## Work required
Scan the listing below for the string "Shadow" and copy each line where it turns up.
■ ■ ■
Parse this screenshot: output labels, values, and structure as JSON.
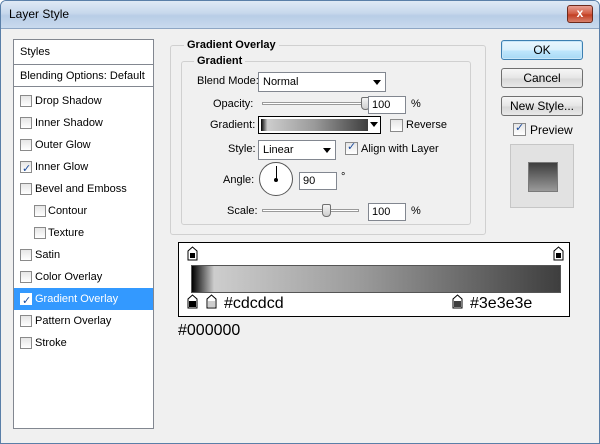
{
  "window": {
    "title": "Layer Style",
    "close_label": "x"
  },
  "styles_panel": {
    "header": "Styles",
    "blending": "Blending Options: Default",
    "items": [
      {
        "label": "Drop Shadow",
        "checked": false,
        "sub": false
      },
      {
        "label": "Inner Shadow",
        "checked": false,
        "sub": false
      },
      {
        "label": "Outer Glow",
        "checked": false,
        "sub": false
      },
      {
        "label": "Inner Glow",
        "checked": true,
        "sub": false
      },
      {
        "label": "Bevel and Emboss",
        "checked": false,
        "sub": false
      },
      {
        "label": "Contour",
        "checked": false,
        "sub": true
      },
      {
        "label": "Texture",
        "checked": false,
        "sub": true
      },
      {
        "label": "Satin",
        "checked": false,
        "sub": false
      },
      {
        "label": "Color Overlay",
        "checked": false,
        "sub": false
      },
      {
        "label": "Gradient Overlay",
        "checked": true,
        "sub": false,
        "selected": true
      },
      {
        "label": "Pattern Overlay",
        "checked": false,
        "sub": false
      },
      {
        "label": "Stroke",
        "checked": false,
        "sub": false
      }
    ]
  },
  "gradient_overlay": {
    "title": "Gradient Overlay",
    "section": "Gradient",
    "blend_mode_label": "Blend Mode:",
    "blend_mode_value": "Normal",
    "opacity_label": "Opacity:",
    "opacity_value": "100",
    "opacity_unit": "%",
    "opacity_fraction": 1.0,
    "gradient_label": "Gradient:",
    "reverse_label": "Reverse",
    "reverse_checked": false,
    "style_label": "Style:",
    "style_value": "Linear",
    "align_label": "Align with Layer",
    "align_checked": true,
    "angle_label": "Angle:",
    "angle_value": "90",
    "angle_unit": "°",
    "scale_label": "Scale:",
    "scale_value": "100",
    "scale_unit": "%",
    "scale_fraction": 0.667
  },
  "buttons": {
    "ok": "OK",
    "cancel": "Cancel",
    "new_style": "New Style...",
    "preview_label": "Preview",
    "preview_checked": true
  },
  "gradient_editor": {
    "stops": [
      {
        "label": "#000000",
        "color": "#000000"
      },
      {
        "label": "#cdcdcd",
        "color": "#cdcdcd"
      },
      {
        "label": "#3e3e3e",
        "color": "#3e3e3e"
      }
    ]
  },
  "colors": {
    "selection": "#3399ff",
    "title_bar": "#c7d8ec",
    "close_button": "#c13d22"
  }
}
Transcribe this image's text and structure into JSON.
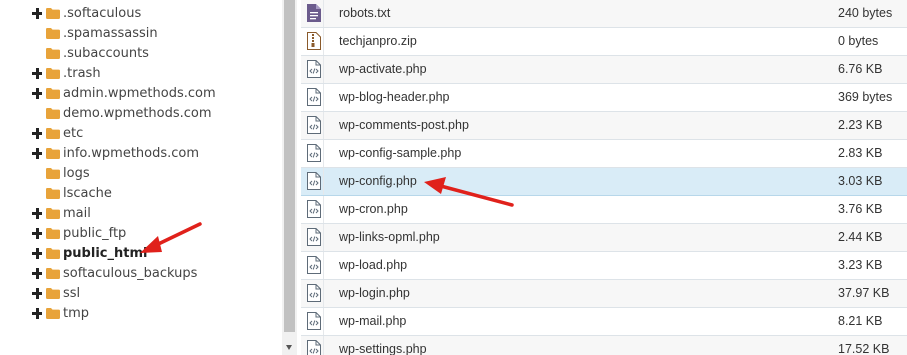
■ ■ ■
## Result
        "label": "Drop Shadow",
        "label": "Inner Shadow",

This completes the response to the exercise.